- Monocrystalline Silicon (Mono-Si): These solar panels are the most efficient. They’re constructed with high-grade silicon and are characterized by having the corners cut off of each square inside the panels. These solar cells also last the longest. Mono-si panels operate best in warm climates like Southern California, and because they’re so efficient they often cost more than other types of panels.
- Polycrystalline Silicon (P-Si): This type of solar cell is easier to construct; pure silicon is poured into a mold to create a perfectly square design. They are slightly less space efficient than mono-si panels, because you may require more panels to get the same amount of energy. On the plus side, they are more affordable for a lot of homeowners. P-si panels often appear blue.
- Thin Film (TFSC): Several thin layers of photovoltaic material are stacked to create this type of solar cell. While these panels are affordable and they are visually appealing, with consistent black square panels, they take up a lot of space. The use of TFSC is growing in residential areas, but they are still mostly used in fields for large commercial use. If you have the room, thin-film solar cells offer consistent energy in areas of shade or heat, which can be a major advantage.
What are the Long-Term Benefits of Solar?
Solar panels have a few key benefits. The immediate returns include a monthly savings on your utilities — you could eliminate your electric bill altogether, and you may even be able to sell some of your solar surplus back to the local grid. The long-term benefits of going solar include:

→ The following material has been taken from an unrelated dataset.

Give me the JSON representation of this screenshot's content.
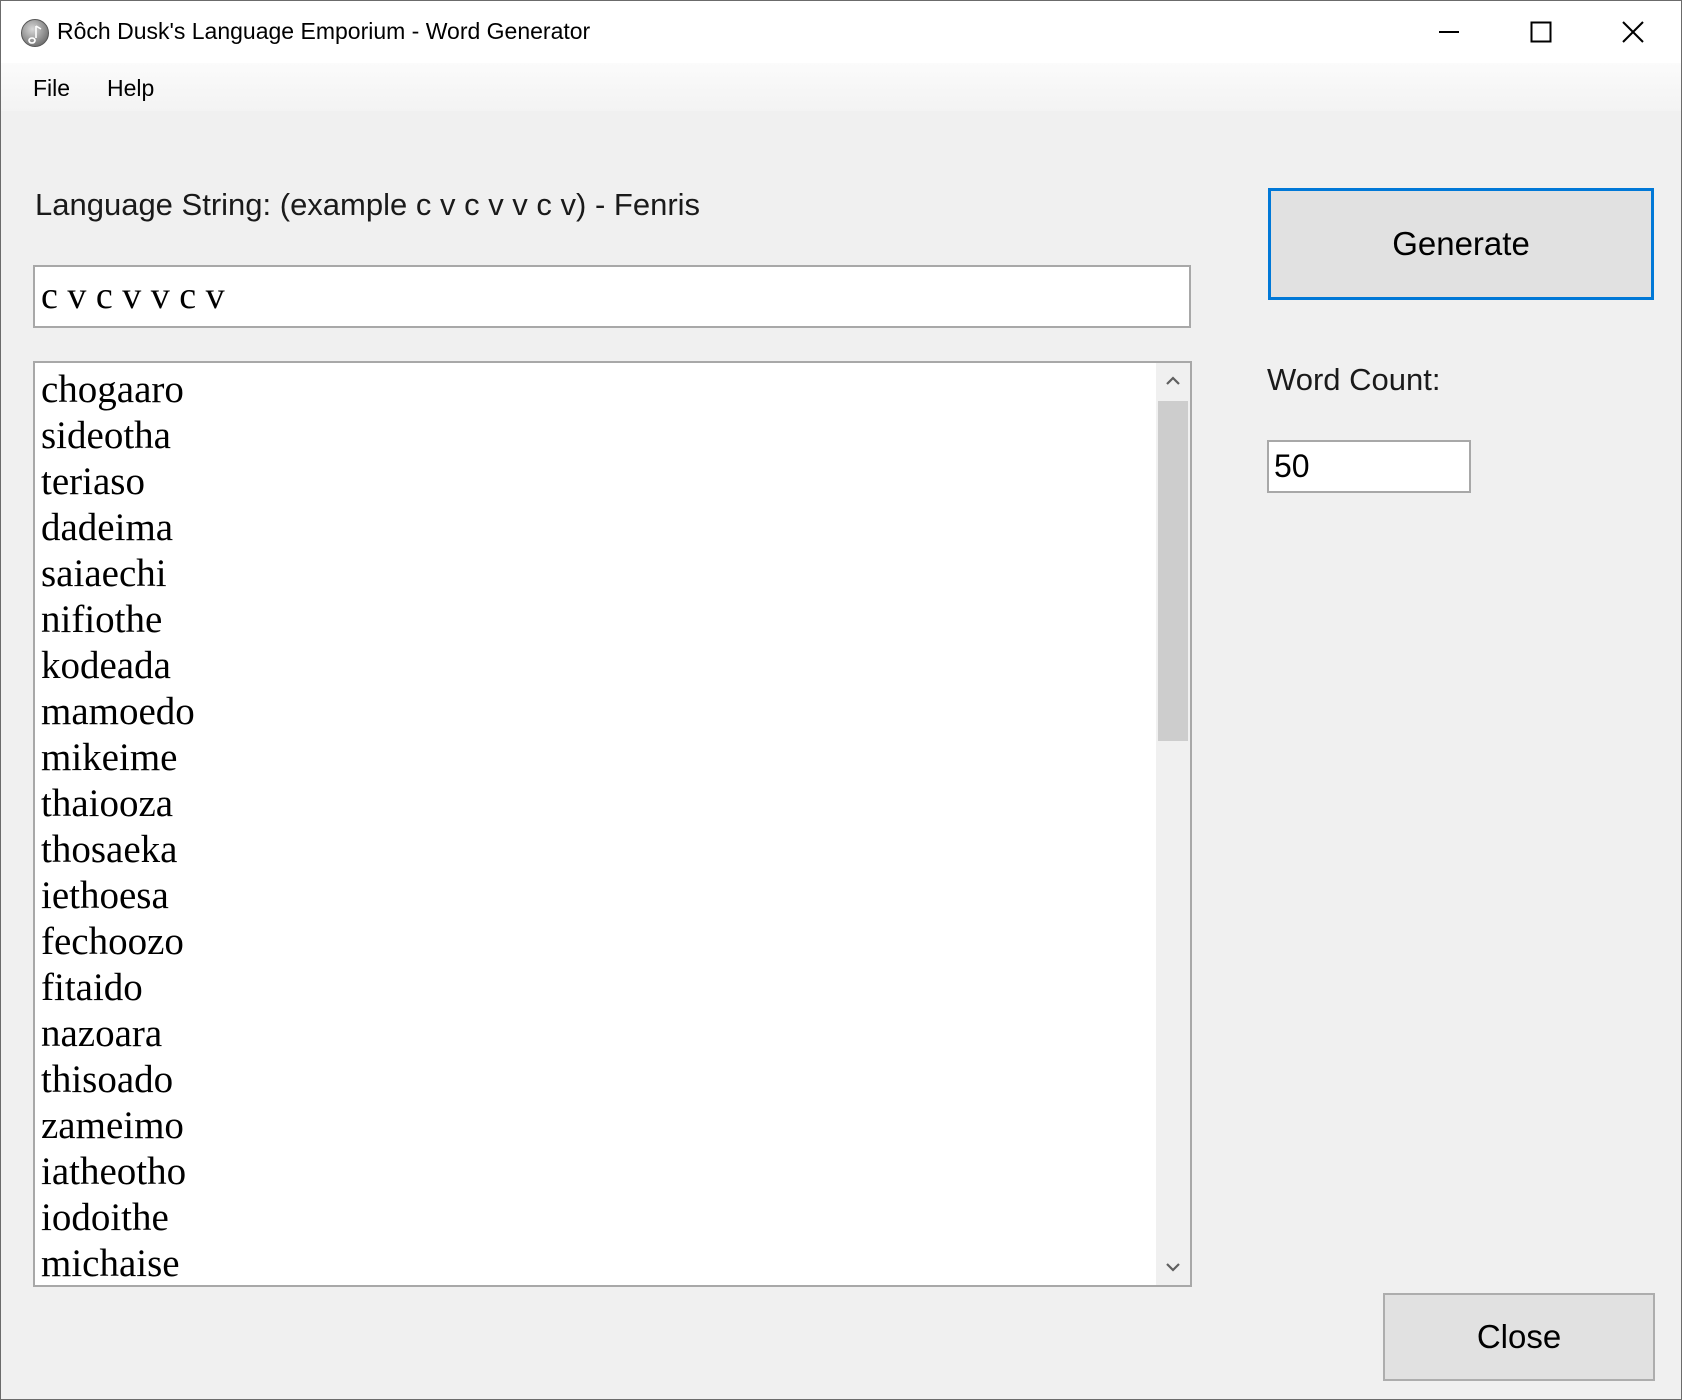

- A massive financial saving over the life of a solar panel. With 1,800 usable hours of sunlight each year, you could save $14,000 or more on electrical costs over the span of 20 years.

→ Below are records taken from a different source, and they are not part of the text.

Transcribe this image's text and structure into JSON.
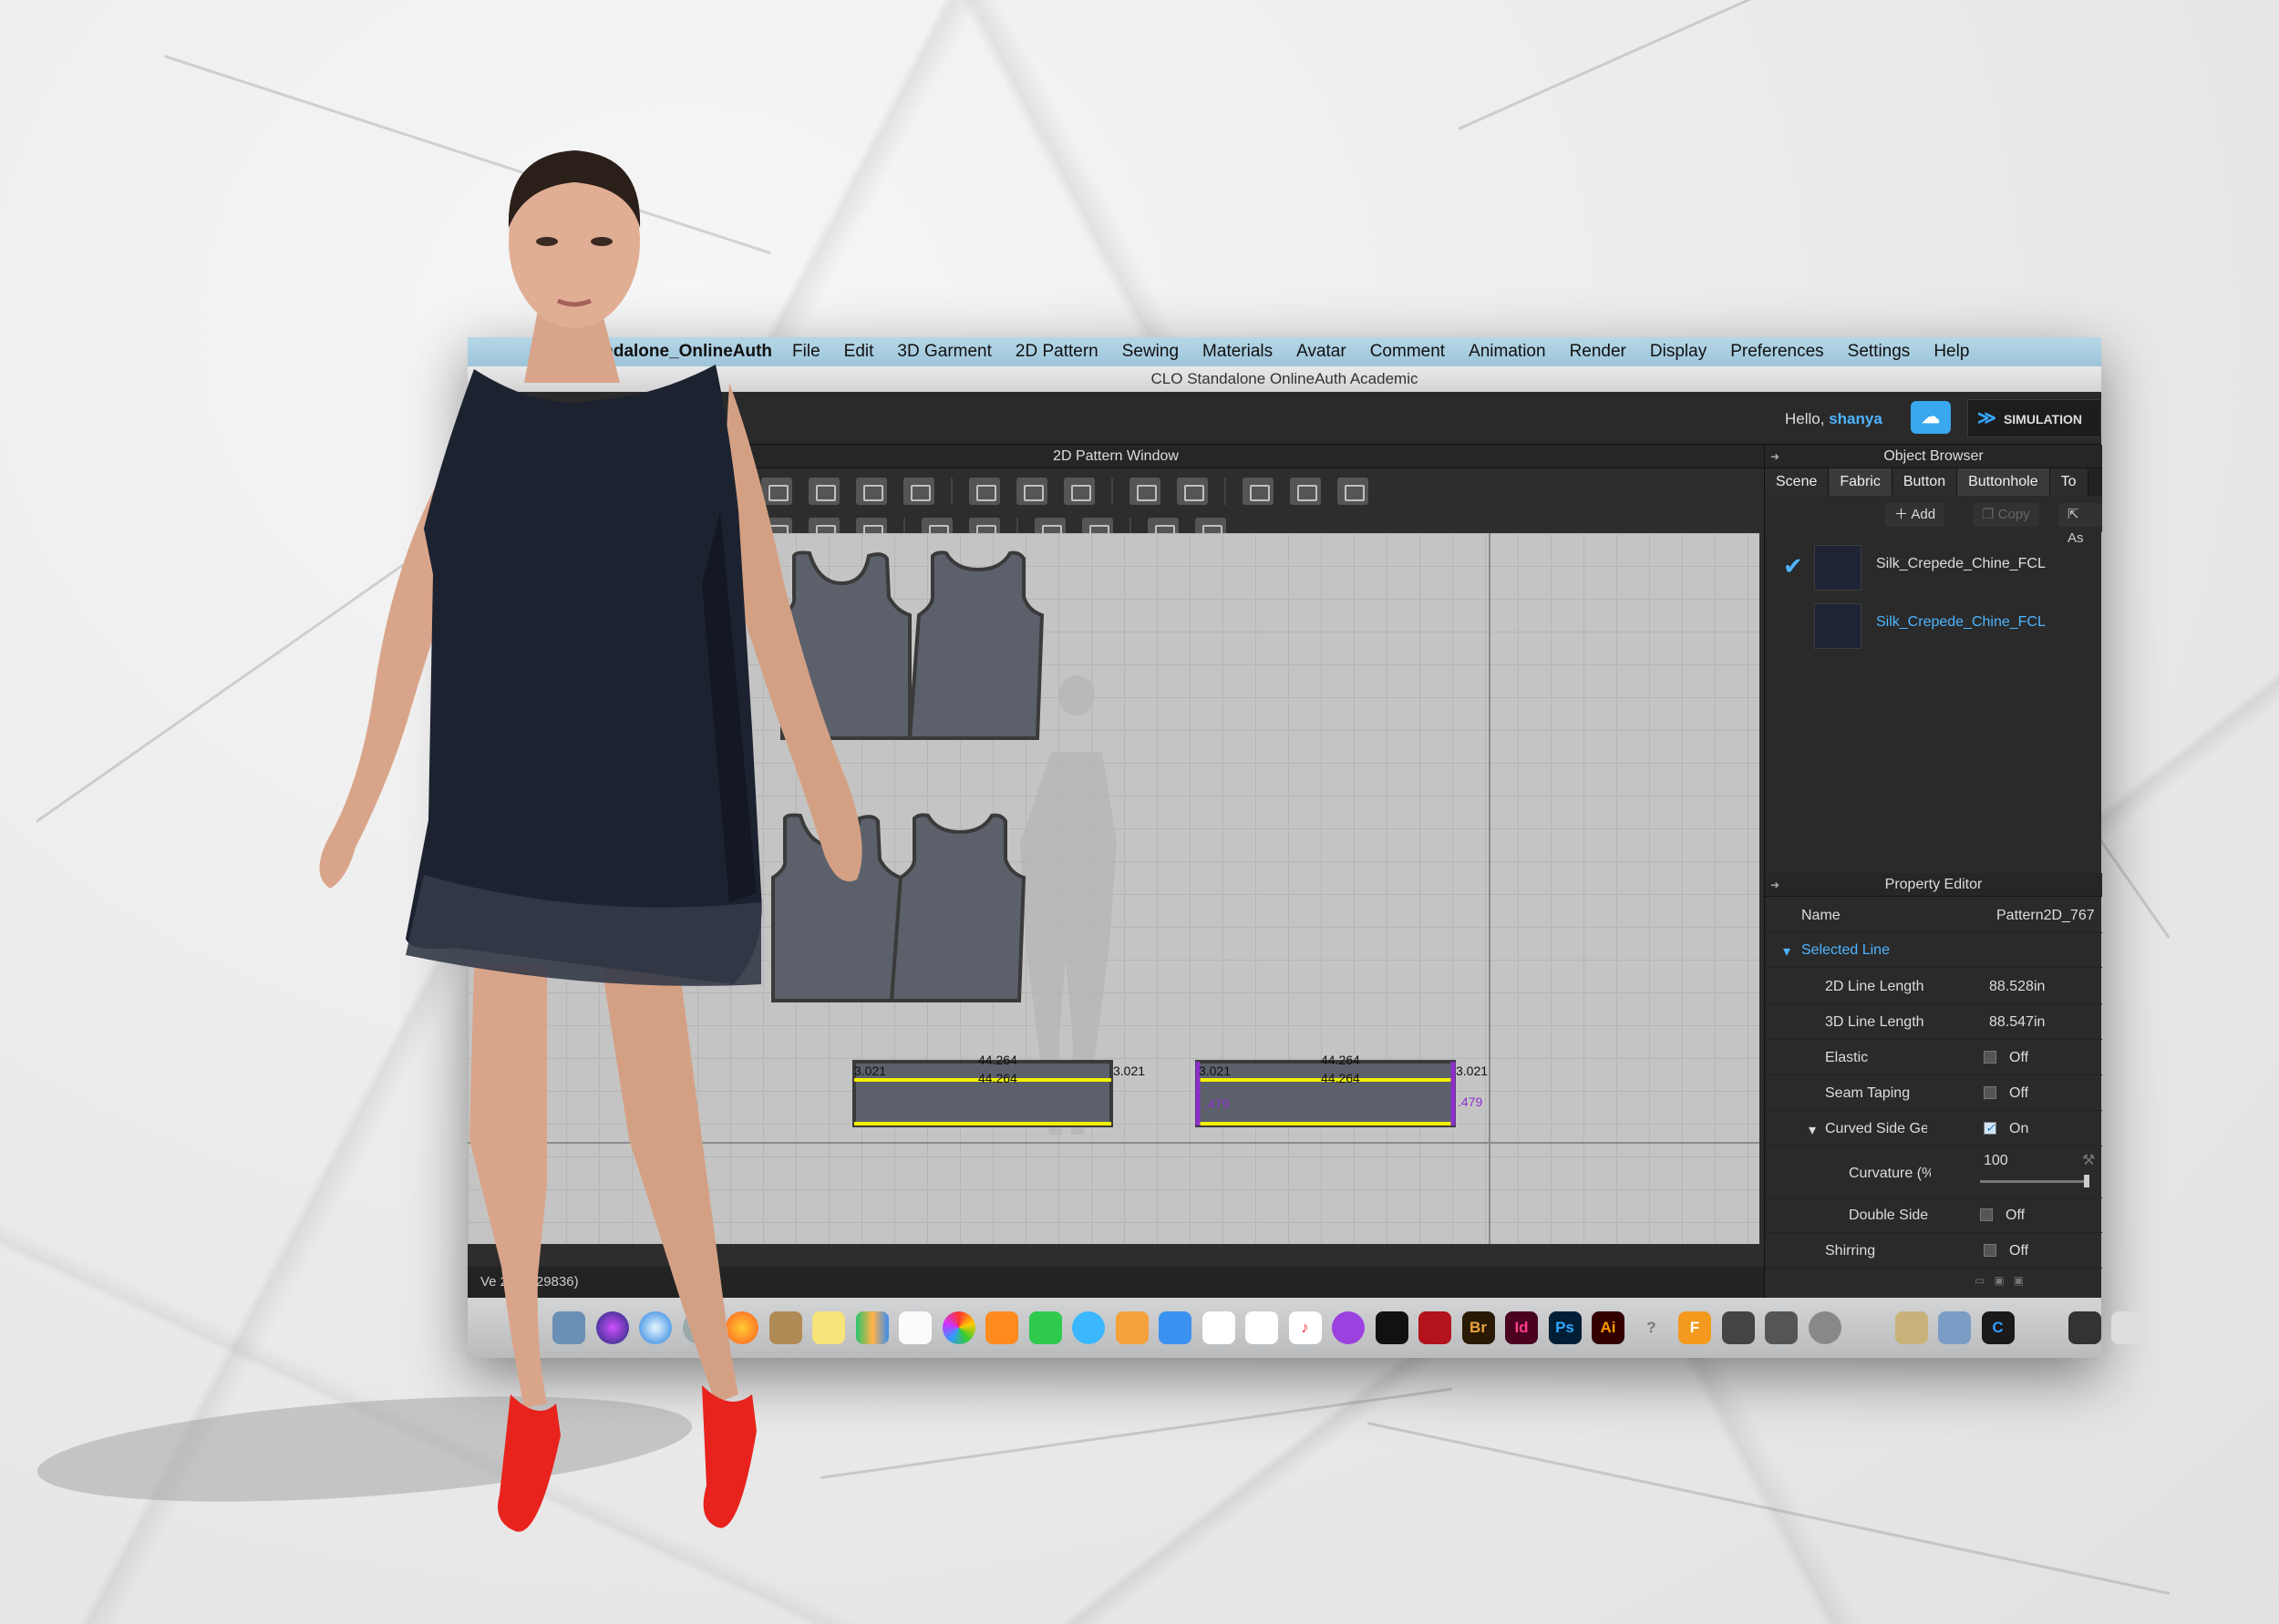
{
  "menubar": {
    "app": "CLO_Standalone_OnlineAuth",
    "items": [
      "File",
      "Edit",
      "3D Garment",
      "2D Pattern",
      "Sewing",
      "Materials",
      "Avatar",
      "Comment",
      "Animation",
      "Render",
      "Display",
      "Preferences",
      "Settings",
      "Help"
    ]
  },
  "window_title": "CLO Standalone OnlineAuth Academic",
  "topbar": {
    "hello": "Hello,",
    "user": "shanya",
    "simulation": "SIMULATION"
  },
  "pattern_window": {
    "title": "2D Pattern Window",
    "measurements": {
      "top_a": "44.264",
      "top_b": "44.264",
      "left": "3.021",
      "right": "3.021",
      "purple": ".479"
    }
  },
  "object_browser": {
    "title": "Object Browser",
    "tabs": [
      "Scene",
      "Fabric",
      "Button",
      "Buttonhole",
      "To"
    ],
    "add": "Add",
    "copy": "Copy",
    "assign": "As",
    "fabrics": [
      {
        "name": "Silk_Crepede_Chine_FCL"
      },
      {
        "name": "Silk_Crepede_Chine_FCL"
      }
    ]
  },
  "property_editor": {
    "title": "Property Editor",
    "name_label": "Name",
    "name_value": "Pattern2D_767",
    "section": "Selected Line",
    "rows": [
      {
        "label": "2D Line Length",
        "value": "88.528in"
      },
      {
        "label": "3D Line Length",
        "value": "88.547in"
      },
      {
        "label": "Elastic",
        "value": "Off"
      },
      {
        "label": "Seam Taping",
        "value": "Off"
      },
      {
        "label": "Curved Side Geometry",
        "value": "On"
      },
      {
        "label": "Curvature (%)",
        "value": "100"
      },
      {
        "label": "Double Side",
        "value": "Off"
      },
      {
        "label": "Shirring",
        "value": "Off"
      }
    ]
  },
  "status": "Ve            204 (r29836)",
  "colors": {
    "accent": "#4fb4ff",
    "pattern": "#5b606b",
    "line_yellow": "#f2f200",
    "selection_purple": "#8b2fc9",
    "dress": "#1c2230",
    "shoes": "#e8231d"
  }
}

- Solar increases the value of your home. In California, solar panels add a value of about $20,000 to a home. Whether you sell your property soon or in 10 years, you will make back the cost of your solar investment.
- The community at large benefits when one person installs solar panels to their home. That’s because solar panels are contagious. Once a single neighbor puts solar panels on the roof, more people in the area are likely to follow suit. Over years this will create an energy-independent community.

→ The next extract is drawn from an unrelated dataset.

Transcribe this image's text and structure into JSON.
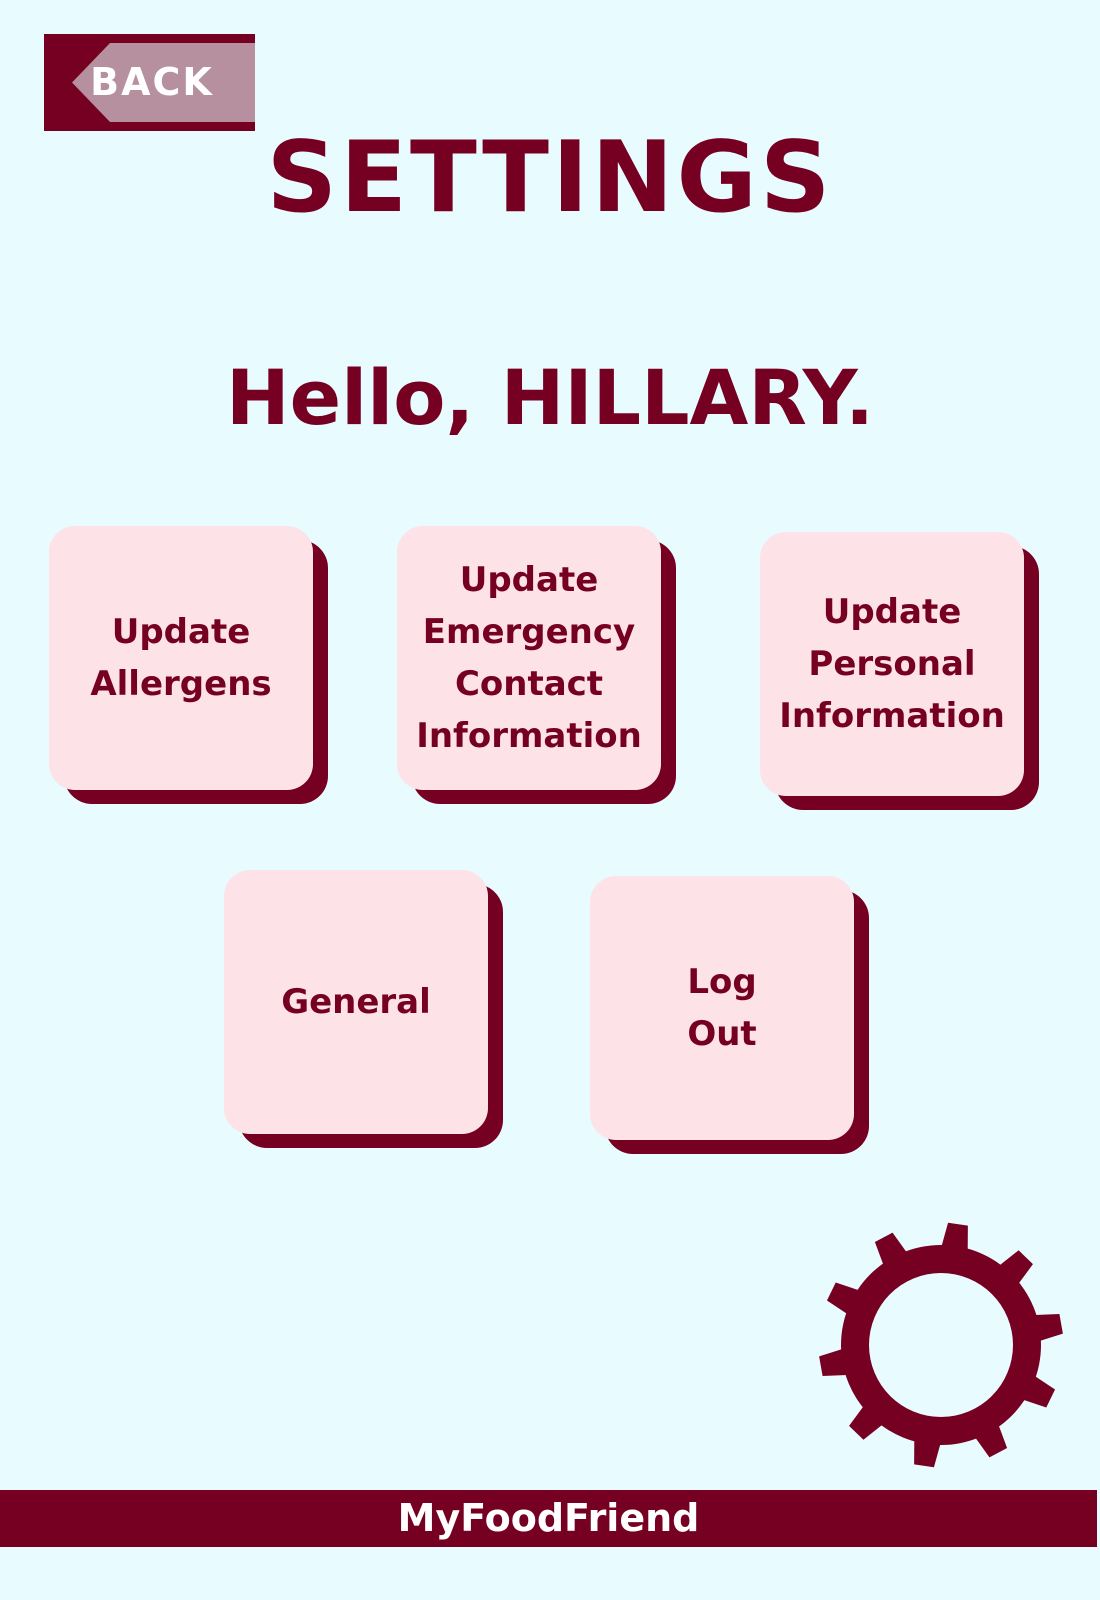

How Does Weather Affect Solar Panels?
Your solar panels are left exposed to the elements. You may be wondering if they will survive their first hail storm or what happens in the event of a lightning strike. The good news is that solar panels are tested and made to withstand nearly any weather event. Grounding solar panels makes it very unlikely they will be hit by lightning, and they are designed to get through high winds and hail without major damage. Many solar panels were even able to survive Superstorm Sandy in 2012. In the rare event that your solar panel is damaged by weather, your homeowner’s insurance is likely to help you cover the costs of fixing or replacing the panels.
How Long Do Solar Panels Last?
Like any appliance or electronic device, solar panels do have a degradation rate. This rate represents the rate at which PV panels lose their efficiency. In other words: when do they stop working? Manufacturers used to think their panels would degrade by 1% each year, meaning they would only work at 80% after 20 years. But not so fast.
In fact, a solar panel made today will degrade at a rate of less than 0.4% per year. After 20 years, your solar panel will still work at 92% of its maximum efficiency. Check out this guide about how much solar panels are worth after a few years.
Are solar panels right for you? If you want to save money on utilities and do good for the environment, it sounds like it’s time for a consultation. Our professional team will take a look at your property, identify potential obstructions, and give you an estimate for installing solar panels for your home. There’s no pressure, just a risk-free conversation with Semper Solaris about how solar could give you energy independence and make your home more appealing to future buyers.